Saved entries

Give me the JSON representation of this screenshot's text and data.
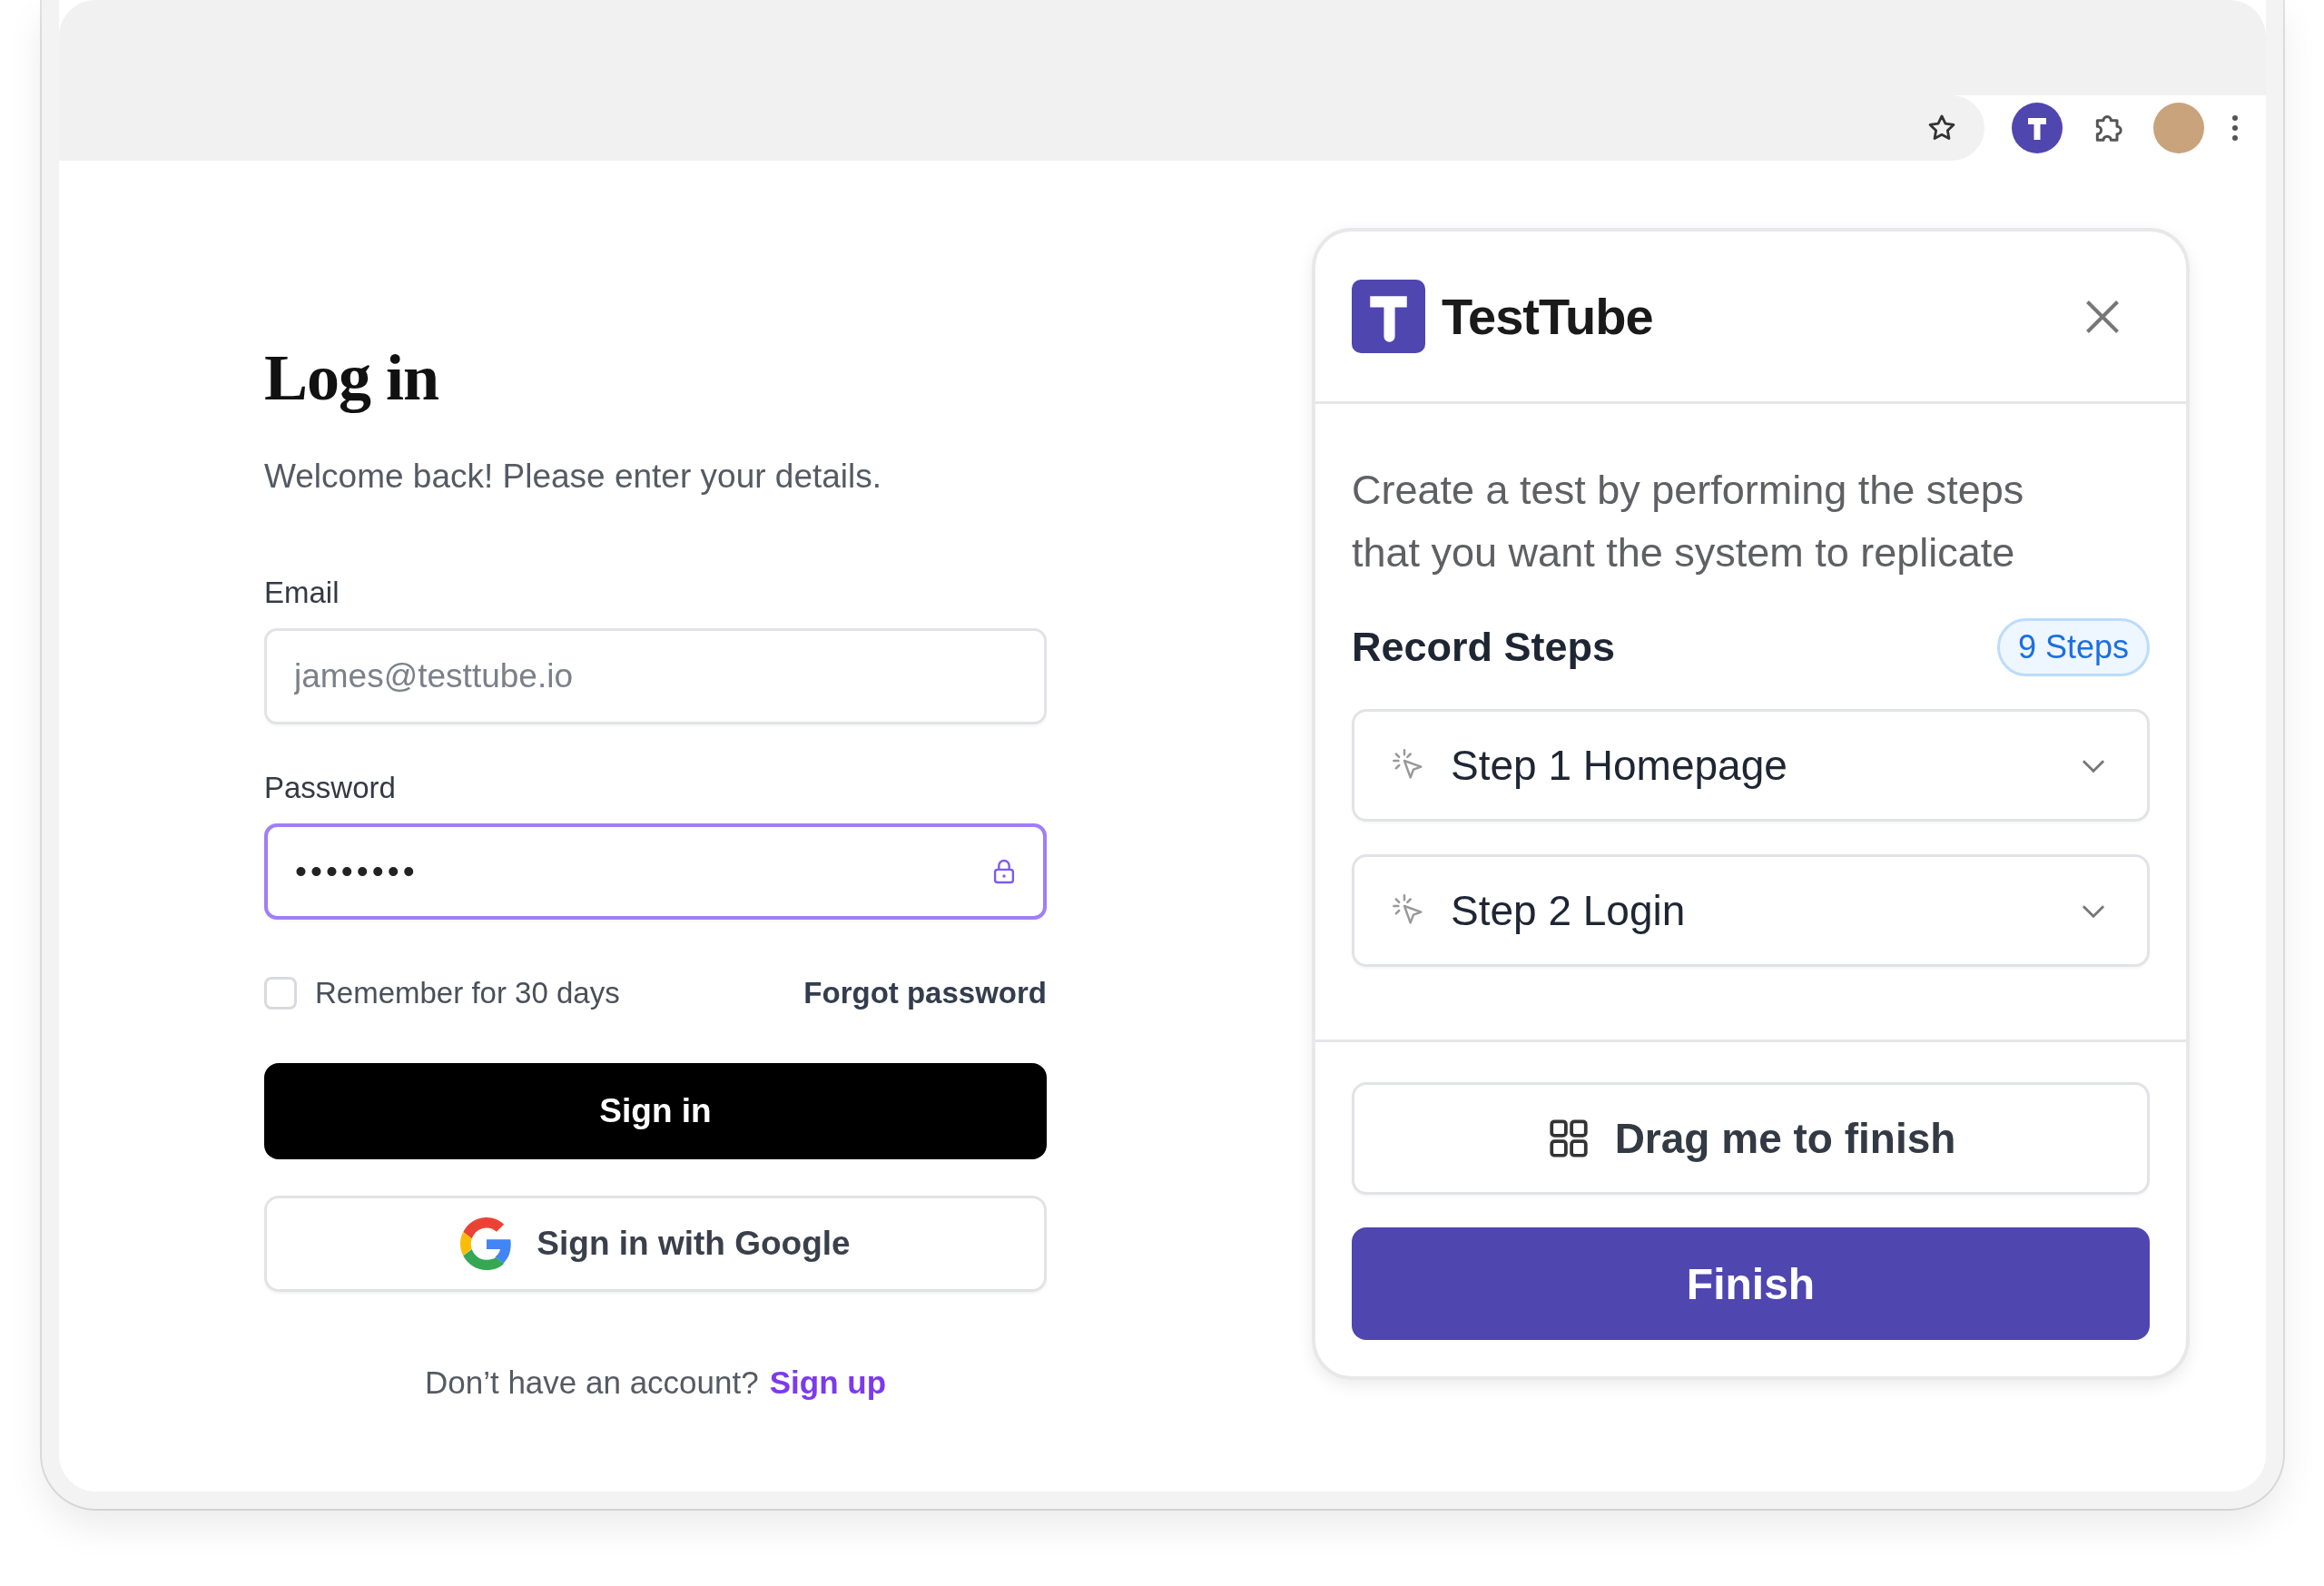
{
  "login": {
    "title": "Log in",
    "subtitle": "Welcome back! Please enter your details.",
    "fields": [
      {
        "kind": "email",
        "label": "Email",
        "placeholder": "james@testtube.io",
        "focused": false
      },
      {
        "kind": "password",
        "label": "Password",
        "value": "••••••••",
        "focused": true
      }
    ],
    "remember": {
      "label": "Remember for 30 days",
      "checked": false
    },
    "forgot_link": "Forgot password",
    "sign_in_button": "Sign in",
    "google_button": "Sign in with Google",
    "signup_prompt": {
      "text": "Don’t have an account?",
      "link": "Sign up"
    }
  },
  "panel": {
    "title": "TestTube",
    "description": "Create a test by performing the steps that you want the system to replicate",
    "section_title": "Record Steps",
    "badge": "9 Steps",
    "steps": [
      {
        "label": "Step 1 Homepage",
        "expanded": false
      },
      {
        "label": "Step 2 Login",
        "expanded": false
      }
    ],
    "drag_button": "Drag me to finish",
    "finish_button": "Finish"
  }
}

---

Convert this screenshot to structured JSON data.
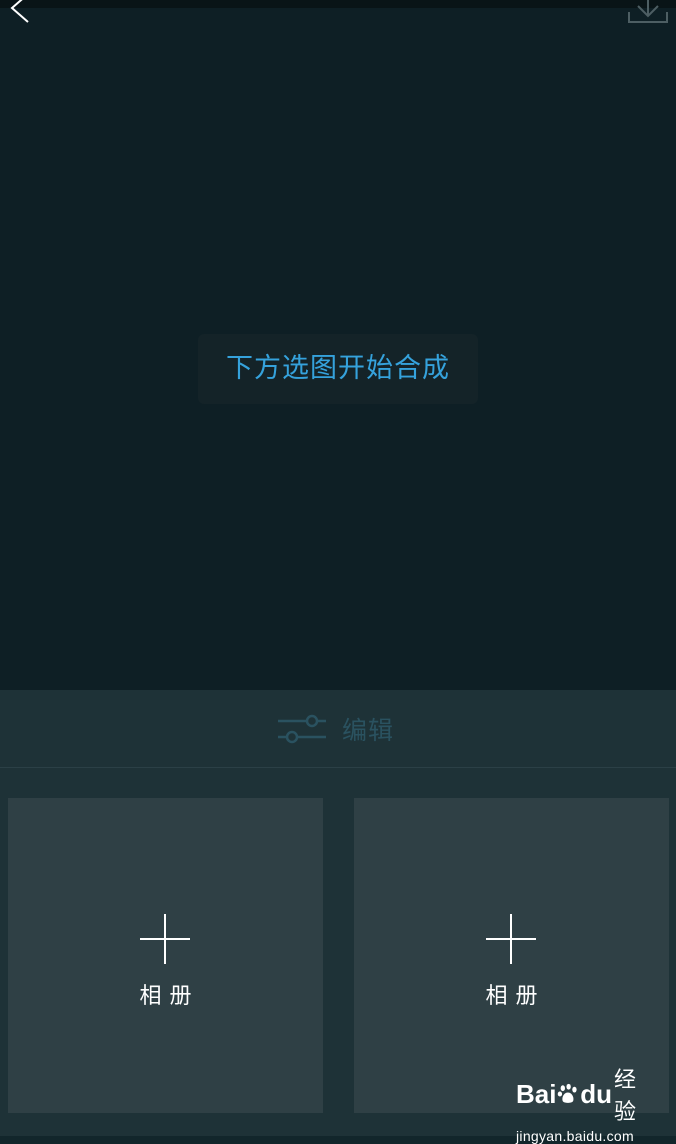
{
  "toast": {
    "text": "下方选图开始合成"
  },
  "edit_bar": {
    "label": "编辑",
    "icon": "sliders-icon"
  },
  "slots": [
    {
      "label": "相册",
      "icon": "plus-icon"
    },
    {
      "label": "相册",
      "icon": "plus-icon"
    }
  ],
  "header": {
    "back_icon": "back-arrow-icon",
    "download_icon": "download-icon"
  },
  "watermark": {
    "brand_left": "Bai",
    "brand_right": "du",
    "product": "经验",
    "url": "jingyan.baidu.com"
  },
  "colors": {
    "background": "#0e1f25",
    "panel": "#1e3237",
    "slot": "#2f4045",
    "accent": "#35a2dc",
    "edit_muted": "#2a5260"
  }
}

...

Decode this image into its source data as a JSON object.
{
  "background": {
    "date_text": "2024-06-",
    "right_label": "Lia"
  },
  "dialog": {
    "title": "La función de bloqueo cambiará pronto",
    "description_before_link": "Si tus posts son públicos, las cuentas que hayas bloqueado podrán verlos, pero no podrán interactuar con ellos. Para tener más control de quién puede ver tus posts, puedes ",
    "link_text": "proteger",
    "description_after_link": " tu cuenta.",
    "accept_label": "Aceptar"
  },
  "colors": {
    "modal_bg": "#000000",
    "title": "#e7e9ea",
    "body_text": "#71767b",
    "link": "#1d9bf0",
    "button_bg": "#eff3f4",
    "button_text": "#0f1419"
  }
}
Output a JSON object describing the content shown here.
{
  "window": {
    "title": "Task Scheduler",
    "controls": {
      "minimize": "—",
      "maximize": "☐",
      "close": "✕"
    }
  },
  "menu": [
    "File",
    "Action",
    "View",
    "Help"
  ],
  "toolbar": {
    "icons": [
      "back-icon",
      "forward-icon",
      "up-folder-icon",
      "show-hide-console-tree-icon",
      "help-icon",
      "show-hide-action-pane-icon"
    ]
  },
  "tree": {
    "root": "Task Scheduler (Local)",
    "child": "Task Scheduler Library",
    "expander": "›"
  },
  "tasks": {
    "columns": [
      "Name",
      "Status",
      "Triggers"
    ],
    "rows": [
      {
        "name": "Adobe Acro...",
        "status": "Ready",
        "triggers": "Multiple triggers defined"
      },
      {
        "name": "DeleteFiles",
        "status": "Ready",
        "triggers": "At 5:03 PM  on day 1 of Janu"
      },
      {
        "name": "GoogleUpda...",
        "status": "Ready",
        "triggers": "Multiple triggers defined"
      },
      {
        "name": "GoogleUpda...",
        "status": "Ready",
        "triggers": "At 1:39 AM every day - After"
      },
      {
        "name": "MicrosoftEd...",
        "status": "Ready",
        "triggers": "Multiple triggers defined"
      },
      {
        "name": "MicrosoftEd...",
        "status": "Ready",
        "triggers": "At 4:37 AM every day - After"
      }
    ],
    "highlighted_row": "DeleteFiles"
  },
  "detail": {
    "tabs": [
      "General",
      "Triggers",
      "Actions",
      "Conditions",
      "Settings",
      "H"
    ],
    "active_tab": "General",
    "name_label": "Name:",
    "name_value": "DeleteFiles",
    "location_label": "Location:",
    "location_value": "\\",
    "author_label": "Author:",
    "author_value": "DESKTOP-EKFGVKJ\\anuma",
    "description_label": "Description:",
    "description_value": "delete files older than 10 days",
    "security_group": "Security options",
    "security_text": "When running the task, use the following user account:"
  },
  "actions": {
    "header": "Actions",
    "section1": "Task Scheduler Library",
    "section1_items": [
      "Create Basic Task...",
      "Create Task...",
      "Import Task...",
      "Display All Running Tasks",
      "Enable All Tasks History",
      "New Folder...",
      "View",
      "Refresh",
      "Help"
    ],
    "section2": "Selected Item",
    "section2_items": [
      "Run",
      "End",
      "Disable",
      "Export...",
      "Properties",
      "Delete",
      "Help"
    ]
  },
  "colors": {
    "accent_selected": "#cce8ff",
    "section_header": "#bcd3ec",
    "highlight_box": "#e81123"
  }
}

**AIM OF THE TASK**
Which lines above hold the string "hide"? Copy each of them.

**TASK ANSWER**
      "show-hide-console-tree-icon",
      "show-hide-action-pane-icon"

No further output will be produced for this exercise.